##### Records shown

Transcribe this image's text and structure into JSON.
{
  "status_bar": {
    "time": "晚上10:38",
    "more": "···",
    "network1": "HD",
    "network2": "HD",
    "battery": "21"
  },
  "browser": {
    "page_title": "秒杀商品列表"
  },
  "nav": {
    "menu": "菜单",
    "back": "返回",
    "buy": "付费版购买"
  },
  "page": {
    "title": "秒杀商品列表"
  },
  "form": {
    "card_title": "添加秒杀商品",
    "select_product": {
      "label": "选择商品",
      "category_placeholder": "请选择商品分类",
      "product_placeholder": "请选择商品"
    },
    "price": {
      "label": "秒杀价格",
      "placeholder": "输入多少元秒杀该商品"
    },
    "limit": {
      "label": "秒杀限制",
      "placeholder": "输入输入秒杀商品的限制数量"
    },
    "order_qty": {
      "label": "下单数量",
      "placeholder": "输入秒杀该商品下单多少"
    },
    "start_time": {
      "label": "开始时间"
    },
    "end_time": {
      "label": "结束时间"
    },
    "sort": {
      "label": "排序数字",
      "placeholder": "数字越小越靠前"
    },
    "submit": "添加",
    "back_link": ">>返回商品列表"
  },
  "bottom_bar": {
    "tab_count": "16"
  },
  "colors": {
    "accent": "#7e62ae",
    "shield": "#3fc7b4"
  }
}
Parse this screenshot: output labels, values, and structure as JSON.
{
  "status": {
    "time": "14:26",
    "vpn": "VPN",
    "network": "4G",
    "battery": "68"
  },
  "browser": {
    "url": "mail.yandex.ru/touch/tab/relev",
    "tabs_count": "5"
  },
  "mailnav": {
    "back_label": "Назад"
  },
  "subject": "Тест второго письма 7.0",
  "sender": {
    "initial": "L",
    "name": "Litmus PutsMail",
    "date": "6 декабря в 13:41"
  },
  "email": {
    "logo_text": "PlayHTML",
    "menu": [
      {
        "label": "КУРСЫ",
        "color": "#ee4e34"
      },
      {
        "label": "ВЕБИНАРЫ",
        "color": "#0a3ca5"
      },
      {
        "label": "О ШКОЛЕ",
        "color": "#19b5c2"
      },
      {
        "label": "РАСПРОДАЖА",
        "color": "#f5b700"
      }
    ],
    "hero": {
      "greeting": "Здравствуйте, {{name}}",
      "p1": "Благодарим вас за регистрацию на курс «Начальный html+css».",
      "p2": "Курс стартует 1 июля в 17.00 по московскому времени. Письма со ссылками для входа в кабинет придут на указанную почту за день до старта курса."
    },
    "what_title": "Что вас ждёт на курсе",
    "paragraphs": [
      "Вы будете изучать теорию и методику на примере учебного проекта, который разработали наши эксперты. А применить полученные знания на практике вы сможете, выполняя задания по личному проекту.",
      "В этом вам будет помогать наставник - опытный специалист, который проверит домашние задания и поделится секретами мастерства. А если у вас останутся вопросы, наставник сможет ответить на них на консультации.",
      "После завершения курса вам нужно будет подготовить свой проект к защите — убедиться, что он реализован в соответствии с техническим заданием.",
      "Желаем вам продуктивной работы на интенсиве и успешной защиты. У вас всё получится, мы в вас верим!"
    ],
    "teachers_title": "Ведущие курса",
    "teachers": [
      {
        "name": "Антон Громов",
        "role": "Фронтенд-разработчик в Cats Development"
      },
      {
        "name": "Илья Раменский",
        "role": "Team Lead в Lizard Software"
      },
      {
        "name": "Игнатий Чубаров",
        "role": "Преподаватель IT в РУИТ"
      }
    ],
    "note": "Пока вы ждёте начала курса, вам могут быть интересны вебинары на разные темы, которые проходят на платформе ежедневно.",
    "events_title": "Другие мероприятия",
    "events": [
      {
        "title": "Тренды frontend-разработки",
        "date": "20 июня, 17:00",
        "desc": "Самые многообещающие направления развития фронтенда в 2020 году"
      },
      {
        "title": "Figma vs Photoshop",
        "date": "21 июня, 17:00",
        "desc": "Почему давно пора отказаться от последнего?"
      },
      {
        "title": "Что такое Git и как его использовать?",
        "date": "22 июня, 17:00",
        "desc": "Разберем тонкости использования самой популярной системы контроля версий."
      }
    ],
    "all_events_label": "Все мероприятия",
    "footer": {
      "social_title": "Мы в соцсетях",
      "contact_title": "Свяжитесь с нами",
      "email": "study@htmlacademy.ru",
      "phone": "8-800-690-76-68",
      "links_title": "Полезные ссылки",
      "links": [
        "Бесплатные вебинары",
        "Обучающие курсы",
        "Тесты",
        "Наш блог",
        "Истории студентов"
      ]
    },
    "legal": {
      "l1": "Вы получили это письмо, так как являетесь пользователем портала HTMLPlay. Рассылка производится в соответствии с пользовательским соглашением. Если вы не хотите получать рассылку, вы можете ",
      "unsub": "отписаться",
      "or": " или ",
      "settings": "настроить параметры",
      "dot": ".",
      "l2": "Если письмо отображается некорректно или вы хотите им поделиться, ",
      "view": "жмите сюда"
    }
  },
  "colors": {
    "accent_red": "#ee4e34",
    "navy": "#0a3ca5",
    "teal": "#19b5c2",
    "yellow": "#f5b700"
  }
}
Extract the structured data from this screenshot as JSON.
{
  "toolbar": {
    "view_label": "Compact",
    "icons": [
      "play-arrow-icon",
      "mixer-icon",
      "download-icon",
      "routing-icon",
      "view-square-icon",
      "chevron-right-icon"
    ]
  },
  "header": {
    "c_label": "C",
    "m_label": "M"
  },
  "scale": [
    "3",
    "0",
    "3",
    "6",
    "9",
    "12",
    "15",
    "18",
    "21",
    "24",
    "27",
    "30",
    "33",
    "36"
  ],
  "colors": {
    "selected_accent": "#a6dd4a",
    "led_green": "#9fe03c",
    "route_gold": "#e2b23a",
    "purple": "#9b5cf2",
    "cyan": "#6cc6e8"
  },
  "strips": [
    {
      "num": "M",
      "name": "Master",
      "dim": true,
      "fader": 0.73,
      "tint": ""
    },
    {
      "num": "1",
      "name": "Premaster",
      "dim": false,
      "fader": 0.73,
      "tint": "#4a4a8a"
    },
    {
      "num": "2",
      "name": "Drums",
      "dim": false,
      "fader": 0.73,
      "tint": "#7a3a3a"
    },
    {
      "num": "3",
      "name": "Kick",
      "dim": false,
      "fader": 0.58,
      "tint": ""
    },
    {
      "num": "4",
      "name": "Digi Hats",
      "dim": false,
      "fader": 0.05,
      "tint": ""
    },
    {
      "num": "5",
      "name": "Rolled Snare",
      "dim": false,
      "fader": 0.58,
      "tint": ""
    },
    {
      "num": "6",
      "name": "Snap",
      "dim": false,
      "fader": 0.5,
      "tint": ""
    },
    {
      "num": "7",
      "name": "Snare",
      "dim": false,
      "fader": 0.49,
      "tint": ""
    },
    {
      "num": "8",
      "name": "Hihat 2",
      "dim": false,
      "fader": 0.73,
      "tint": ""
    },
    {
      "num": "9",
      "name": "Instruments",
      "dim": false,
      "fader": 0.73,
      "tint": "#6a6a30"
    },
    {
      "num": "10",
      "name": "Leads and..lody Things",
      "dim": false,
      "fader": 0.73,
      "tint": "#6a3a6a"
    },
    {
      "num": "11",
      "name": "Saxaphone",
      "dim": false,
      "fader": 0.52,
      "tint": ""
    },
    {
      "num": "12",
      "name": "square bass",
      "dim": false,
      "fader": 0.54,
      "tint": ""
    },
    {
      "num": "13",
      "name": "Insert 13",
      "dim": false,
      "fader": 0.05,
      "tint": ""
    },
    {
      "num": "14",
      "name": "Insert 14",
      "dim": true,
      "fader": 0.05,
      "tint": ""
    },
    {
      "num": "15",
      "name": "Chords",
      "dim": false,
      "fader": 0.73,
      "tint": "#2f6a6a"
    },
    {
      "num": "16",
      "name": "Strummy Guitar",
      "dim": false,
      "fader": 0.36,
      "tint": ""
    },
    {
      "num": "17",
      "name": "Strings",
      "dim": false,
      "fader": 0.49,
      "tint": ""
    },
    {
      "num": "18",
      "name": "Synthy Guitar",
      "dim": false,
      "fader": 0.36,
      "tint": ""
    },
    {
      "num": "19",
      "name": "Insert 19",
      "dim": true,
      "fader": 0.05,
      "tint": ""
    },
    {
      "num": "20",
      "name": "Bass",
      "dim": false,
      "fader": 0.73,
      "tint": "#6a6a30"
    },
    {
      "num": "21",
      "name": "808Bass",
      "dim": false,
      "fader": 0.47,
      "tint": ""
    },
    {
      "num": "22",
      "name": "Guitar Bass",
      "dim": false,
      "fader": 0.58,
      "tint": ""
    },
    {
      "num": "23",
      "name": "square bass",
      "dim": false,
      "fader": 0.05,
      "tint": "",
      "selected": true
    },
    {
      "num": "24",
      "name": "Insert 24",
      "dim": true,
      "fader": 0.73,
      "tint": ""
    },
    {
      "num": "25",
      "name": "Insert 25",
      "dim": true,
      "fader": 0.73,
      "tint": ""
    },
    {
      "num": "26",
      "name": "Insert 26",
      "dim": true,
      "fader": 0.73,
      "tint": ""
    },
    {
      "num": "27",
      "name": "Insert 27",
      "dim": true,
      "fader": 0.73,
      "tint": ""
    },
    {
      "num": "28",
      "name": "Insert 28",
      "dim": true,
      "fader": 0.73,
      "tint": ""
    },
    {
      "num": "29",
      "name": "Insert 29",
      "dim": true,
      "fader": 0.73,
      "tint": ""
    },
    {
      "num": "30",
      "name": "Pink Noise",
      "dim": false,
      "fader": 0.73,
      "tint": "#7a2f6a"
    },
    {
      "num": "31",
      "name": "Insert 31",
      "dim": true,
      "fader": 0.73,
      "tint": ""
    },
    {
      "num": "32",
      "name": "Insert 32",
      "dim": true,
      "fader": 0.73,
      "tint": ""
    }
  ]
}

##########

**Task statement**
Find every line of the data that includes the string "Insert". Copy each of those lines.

**Task output**
      "name": "Insert 13",
      "name": "Insert 14",
      "name": "Insert 19",
      "name": "Insert 24",
      "name": "Insert 25",
      "name": "Insert 26",
      "name": "Insert 27",
      "name": "Insert 28",
      "name": "Insert 29",
      "name": "Insert 31",
      "name": "Insert 32",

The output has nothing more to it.